━━ THE DATA

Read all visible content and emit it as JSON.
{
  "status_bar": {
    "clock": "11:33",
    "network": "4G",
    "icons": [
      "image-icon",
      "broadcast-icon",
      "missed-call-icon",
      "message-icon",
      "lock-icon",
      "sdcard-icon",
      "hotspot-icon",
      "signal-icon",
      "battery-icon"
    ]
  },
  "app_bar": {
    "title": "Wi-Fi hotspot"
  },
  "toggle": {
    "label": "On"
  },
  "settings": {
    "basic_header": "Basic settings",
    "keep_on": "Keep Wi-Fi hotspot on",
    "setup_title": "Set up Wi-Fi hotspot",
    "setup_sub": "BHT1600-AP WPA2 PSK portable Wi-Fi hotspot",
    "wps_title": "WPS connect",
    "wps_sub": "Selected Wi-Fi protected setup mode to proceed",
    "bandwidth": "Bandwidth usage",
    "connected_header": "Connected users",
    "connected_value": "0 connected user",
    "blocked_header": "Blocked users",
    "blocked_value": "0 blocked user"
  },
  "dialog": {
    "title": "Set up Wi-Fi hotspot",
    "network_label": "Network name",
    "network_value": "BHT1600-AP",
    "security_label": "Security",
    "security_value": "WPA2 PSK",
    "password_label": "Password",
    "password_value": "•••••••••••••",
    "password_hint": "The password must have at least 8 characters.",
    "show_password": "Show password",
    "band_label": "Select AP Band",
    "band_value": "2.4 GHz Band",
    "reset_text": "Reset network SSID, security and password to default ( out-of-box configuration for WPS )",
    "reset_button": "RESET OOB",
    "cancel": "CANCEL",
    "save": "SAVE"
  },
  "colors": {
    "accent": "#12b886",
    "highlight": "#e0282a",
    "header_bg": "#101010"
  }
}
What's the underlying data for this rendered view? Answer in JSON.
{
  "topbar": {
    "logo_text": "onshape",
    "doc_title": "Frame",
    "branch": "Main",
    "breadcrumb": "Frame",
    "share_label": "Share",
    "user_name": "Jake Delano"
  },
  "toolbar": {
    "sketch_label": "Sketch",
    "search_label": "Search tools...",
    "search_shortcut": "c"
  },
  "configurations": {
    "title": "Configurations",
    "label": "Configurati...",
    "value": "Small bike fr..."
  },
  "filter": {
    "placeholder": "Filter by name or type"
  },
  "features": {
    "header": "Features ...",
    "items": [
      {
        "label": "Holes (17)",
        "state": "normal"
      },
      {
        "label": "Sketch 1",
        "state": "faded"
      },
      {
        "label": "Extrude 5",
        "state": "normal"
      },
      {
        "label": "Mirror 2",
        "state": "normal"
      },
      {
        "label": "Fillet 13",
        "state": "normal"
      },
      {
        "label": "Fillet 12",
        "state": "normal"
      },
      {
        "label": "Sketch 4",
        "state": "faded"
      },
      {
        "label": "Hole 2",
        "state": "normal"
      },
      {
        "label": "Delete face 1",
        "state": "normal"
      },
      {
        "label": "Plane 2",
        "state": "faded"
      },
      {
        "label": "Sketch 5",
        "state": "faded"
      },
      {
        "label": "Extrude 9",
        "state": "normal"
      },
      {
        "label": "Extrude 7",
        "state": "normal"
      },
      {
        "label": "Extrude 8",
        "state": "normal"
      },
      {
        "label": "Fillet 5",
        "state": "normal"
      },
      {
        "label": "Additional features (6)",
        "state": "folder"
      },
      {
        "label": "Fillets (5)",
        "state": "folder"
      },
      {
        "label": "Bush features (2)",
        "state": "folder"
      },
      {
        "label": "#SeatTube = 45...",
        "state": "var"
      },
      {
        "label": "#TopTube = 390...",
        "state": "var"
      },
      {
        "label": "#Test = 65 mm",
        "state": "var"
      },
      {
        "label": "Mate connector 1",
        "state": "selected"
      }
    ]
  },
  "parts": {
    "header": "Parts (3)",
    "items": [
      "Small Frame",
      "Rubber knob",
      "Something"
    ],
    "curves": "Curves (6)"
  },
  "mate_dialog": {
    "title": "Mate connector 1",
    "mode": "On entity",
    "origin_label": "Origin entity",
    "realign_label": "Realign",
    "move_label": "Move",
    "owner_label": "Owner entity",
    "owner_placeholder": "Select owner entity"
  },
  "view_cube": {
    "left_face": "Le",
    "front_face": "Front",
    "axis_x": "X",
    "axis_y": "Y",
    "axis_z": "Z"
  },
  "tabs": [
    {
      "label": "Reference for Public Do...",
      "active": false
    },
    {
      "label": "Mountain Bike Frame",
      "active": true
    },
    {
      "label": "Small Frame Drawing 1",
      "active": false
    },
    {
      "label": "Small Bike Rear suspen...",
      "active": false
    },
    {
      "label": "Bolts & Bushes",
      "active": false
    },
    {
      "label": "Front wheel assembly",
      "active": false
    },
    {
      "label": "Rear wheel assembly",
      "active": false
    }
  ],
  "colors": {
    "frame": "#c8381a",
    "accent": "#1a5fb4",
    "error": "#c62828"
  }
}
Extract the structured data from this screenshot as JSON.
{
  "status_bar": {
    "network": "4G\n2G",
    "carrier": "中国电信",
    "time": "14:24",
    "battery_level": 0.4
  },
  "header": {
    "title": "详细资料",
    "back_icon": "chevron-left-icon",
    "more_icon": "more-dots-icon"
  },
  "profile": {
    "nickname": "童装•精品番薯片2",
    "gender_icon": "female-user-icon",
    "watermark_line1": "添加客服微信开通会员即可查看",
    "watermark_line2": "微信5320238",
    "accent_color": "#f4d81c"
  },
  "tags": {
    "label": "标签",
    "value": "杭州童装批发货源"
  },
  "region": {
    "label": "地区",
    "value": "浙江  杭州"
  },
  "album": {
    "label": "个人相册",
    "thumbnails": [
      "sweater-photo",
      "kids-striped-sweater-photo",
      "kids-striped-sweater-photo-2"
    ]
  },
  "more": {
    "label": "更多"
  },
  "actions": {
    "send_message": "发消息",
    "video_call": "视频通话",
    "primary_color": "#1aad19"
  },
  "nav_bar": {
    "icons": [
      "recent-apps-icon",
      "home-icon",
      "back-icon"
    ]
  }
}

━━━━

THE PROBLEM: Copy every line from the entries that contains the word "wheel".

PROBLEM SOLUTION:
      "label": "Front wheel assembly",
      "label": "Rear wheel assembly",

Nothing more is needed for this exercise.